Well, we are back here in Manaus, but have spent the last week trying our best to run away from it.
Last Saturday we went into action and found ourselves a boat that would take us roughly 1/4 further down the Amazon to a place called Santarem, the gateway for our destination - Alter do Chao. The boat was only 1 1/2 days long but we went for hammocks this time, feeling a little better in Brazilian company. It was considerably hotter without air con AND they made us pay for the food, what a let down. It got us there so no worries. Much like Tabatinga Santarem was large and fairly desolate. Taking a while to walk anywhere. We found a hotel quickly and it was expensive, but hey, it was only for one night.
We found our bus easily the next day and off we went down the road looking for our little slice of paradise (compared to Manaus that is). We were quite surprised by what we found. If you ignored the fact you could see the other side of the river you could swear you were back at the Atlantic ocean complete with all its beaches and atmosphere, that being quite laid back.
We settled in a hostel not in the centre of town (that only being about 1km long) that had spaces for hammocks, with our hammocks tested we set them up. It was a little weird as the place with the hooks was right out in the open facing the street, 0 privacy. Are well, almost a suite compared to the space we had on the boat and we pretty much had our own kitchen. It was good enough.

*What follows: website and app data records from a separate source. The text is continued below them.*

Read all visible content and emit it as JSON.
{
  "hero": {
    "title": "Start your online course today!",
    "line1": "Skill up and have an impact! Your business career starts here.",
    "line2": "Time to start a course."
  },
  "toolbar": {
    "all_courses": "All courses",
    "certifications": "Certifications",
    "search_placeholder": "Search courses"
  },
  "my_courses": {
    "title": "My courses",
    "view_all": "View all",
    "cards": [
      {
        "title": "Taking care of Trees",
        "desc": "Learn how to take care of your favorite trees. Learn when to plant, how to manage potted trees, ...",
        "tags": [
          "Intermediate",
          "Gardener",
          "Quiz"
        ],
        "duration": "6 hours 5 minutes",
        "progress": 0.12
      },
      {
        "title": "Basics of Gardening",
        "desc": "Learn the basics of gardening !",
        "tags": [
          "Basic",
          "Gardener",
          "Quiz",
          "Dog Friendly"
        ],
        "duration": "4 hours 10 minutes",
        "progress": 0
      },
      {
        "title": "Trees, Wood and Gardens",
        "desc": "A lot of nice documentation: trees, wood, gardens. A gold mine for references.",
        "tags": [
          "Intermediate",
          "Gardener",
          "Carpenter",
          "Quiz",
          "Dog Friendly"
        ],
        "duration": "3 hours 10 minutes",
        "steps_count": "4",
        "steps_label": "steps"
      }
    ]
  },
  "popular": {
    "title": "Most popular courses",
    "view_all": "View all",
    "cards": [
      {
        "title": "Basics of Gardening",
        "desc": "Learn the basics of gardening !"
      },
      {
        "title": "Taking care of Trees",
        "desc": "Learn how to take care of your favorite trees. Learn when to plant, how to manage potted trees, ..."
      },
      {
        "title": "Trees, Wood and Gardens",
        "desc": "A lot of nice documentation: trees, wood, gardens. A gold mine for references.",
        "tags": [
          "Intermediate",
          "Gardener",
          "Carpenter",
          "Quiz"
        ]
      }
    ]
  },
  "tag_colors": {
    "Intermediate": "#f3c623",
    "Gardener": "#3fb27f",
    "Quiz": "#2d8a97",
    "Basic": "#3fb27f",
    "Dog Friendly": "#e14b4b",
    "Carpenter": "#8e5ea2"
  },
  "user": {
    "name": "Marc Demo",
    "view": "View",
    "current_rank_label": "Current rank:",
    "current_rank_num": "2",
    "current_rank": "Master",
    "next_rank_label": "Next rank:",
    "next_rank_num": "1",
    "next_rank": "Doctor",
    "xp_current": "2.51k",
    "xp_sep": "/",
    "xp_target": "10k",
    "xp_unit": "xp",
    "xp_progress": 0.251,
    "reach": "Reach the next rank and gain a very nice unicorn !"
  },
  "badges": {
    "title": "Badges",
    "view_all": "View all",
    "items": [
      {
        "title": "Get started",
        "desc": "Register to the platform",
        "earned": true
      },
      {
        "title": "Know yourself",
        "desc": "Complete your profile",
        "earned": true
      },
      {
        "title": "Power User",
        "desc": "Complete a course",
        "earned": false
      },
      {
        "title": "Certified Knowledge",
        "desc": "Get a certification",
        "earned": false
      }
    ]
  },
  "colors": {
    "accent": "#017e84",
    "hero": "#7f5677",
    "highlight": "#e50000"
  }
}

With 2 1/2 days to spend we relaxed the firs day and did nothing. Looked around had dinner nothing special. For the next day we noted a sign that said "NO Stingrays, NO Alligators, NO Piranhas" Well, taking the small piece of papers advice we dived in for a swim. Technically not the Amazon, but one of the many rivers that leads into them, but good enough for us. All pale yellow and a pleasant temperature. For the afternoon we rented a "boat" to take us to this little island just of the beaches, to see what was going on. Not much as it seems, just a small cafe and some deck chars. It was a struggle to get there though, the oars where heavily and predominantly useless. We did meet a nice Brazilian couple who followed us over the island, we chatted a lot about (English) music and the weather. Along our ways we came across this lone tree very close to the waters edge that held a nice little surprise in the form of a sleeping ant eater. He seemed quite content to huddle out of the rain (which spoiled the day a bit, hey-ho) and allowed some photo ops.

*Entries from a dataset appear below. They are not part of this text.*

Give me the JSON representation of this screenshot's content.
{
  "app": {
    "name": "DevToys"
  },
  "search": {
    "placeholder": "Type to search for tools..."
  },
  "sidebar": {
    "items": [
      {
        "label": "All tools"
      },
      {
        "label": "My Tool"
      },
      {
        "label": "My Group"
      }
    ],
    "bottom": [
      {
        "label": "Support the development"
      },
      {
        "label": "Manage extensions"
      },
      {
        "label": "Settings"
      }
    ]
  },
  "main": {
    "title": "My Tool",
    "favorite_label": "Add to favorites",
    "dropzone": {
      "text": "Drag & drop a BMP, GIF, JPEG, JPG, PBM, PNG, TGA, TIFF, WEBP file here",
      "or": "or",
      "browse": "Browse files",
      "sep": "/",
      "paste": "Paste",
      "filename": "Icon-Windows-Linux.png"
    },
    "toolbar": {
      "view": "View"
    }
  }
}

With enough time wasting out of the way we caught a bus back to Santarem and jumped straight on the next Manaus boat. Not looking forward to coming back to this place, but we have a flight so no choice. 2 1/2 days in hammocks and we are back in Manaus. So, a total of 6 nights in hammocks, really looking forward to a proper bed again, but there is a knack to a comfortable night sleep in a hammock, as long as its in a cooler climate.